[Items from an interface collection]

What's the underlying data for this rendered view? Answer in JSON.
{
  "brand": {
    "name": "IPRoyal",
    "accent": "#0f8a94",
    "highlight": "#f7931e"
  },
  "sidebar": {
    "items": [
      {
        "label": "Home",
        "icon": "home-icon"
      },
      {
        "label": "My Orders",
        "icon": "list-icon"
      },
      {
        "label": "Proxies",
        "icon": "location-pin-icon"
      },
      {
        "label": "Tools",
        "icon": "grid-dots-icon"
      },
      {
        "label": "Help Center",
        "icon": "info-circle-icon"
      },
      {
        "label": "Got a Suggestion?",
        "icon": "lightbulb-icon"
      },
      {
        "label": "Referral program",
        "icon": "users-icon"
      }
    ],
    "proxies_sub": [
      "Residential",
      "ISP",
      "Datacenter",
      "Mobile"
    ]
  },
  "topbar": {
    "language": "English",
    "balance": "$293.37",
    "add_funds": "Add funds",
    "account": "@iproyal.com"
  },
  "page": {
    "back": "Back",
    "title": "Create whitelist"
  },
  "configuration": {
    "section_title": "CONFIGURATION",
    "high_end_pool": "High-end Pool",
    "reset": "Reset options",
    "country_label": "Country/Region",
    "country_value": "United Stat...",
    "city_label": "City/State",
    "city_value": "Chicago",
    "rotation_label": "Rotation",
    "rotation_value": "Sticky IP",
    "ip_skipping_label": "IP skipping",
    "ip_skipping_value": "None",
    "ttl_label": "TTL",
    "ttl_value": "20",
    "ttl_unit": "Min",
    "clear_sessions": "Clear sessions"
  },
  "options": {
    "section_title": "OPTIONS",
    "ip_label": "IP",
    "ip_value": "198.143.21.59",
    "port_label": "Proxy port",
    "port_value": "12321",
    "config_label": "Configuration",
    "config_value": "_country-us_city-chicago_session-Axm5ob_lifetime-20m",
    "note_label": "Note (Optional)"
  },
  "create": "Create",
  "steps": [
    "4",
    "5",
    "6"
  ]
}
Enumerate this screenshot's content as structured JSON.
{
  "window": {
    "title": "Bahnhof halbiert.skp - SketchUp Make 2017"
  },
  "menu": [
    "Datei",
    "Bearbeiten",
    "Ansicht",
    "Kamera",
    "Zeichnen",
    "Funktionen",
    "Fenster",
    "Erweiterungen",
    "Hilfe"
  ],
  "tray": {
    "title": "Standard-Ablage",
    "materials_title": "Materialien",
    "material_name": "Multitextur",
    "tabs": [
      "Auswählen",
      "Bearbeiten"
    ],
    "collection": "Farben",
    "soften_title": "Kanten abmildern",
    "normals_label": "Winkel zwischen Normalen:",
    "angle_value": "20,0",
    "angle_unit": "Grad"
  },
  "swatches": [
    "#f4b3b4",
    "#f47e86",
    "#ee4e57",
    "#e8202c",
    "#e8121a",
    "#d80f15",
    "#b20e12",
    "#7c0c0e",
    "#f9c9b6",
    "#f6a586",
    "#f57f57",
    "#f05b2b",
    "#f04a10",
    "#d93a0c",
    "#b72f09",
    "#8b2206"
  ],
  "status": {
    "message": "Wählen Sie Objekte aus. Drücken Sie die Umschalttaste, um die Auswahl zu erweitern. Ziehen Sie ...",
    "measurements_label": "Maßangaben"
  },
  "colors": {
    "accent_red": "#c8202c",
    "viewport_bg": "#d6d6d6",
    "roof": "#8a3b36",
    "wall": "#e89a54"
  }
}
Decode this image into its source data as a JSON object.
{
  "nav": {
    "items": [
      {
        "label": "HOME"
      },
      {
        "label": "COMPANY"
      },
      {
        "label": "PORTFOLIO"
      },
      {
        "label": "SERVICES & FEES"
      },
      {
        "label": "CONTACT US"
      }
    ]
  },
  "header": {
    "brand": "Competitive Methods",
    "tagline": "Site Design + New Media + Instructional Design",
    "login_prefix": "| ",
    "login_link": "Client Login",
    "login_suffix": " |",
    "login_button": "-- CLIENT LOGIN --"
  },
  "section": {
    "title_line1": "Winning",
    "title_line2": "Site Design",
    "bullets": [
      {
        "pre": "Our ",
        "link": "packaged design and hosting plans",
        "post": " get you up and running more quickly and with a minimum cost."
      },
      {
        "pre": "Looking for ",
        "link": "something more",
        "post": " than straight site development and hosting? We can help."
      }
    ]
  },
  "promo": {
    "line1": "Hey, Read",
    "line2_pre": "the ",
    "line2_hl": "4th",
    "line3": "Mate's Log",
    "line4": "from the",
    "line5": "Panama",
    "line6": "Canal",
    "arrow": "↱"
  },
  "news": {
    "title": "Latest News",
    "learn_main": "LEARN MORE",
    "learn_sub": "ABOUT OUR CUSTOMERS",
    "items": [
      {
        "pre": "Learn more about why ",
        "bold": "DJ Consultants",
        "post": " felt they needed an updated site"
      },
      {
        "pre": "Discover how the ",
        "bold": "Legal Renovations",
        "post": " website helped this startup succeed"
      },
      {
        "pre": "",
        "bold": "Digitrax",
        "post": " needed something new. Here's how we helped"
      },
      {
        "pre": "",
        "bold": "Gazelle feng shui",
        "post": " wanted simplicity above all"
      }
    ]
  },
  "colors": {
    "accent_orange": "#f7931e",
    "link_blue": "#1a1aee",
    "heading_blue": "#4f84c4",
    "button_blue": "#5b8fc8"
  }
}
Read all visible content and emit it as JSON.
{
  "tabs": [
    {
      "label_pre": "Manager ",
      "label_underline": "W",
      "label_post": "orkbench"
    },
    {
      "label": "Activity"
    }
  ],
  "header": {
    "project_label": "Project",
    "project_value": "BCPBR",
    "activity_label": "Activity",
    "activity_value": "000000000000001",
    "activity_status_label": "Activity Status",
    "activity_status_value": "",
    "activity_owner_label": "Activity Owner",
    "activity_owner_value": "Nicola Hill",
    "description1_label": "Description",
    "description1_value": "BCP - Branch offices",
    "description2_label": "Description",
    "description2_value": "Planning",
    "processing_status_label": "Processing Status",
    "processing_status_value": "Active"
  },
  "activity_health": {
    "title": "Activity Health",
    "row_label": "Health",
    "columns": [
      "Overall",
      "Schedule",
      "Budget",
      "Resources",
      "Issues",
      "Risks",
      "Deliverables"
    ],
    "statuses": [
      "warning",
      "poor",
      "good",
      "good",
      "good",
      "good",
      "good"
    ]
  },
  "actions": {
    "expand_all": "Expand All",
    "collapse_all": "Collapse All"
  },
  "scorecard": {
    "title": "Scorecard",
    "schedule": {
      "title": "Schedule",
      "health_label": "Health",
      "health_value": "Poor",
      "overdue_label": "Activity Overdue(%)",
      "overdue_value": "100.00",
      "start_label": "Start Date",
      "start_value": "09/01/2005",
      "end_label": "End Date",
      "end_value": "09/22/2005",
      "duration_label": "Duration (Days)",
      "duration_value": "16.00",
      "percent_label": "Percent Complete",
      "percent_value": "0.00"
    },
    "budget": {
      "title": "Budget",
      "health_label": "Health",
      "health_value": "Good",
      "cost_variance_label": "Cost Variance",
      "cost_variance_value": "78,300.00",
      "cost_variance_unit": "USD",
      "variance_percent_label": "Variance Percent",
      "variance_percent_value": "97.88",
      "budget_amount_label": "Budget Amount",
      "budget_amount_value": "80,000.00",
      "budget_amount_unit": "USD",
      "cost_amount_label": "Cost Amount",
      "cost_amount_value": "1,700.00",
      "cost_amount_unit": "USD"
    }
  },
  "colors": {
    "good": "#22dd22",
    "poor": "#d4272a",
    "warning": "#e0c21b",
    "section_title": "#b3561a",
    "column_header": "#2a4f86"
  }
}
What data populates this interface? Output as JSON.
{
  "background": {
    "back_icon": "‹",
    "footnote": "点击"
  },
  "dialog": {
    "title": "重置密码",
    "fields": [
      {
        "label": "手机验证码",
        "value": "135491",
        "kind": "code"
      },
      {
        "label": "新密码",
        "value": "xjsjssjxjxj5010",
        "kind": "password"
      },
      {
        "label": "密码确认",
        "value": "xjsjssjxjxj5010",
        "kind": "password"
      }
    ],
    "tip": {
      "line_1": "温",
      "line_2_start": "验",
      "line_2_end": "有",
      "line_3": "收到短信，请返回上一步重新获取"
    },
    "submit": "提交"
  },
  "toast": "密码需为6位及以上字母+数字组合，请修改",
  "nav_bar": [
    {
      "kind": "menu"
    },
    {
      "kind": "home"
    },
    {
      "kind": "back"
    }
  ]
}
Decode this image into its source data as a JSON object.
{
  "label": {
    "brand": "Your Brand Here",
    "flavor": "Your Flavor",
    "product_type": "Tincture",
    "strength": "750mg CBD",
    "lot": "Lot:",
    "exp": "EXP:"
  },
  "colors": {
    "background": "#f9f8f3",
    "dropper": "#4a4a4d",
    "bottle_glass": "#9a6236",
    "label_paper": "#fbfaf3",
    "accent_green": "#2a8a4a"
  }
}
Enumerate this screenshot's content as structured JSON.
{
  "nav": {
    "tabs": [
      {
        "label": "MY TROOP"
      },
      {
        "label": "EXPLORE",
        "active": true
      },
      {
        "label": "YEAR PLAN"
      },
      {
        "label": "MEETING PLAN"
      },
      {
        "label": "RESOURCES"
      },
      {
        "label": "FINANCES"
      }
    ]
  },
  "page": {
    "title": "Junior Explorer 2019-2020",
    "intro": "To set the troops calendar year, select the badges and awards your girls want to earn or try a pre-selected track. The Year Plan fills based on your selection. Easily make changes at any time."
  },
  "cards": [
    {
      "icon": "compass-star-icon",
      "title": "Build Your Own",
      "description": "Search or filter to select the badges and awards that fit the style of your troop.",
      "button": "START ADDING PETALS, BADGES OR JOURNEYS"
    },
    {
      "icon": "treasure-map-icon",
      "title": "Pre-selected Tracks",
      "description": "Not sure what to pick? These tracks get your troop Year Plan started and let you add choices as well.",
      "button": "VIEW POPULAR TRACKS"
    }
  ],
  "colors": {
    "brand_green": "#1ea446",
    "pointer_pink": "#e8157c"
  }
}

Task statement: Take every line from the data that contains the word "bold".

Answer to this problem:
        "bold": "DJ Consultants",
        "bold": "Legal Renovations",
        "bold": "Digitrax",
        "bold": "Gazelle feng shui",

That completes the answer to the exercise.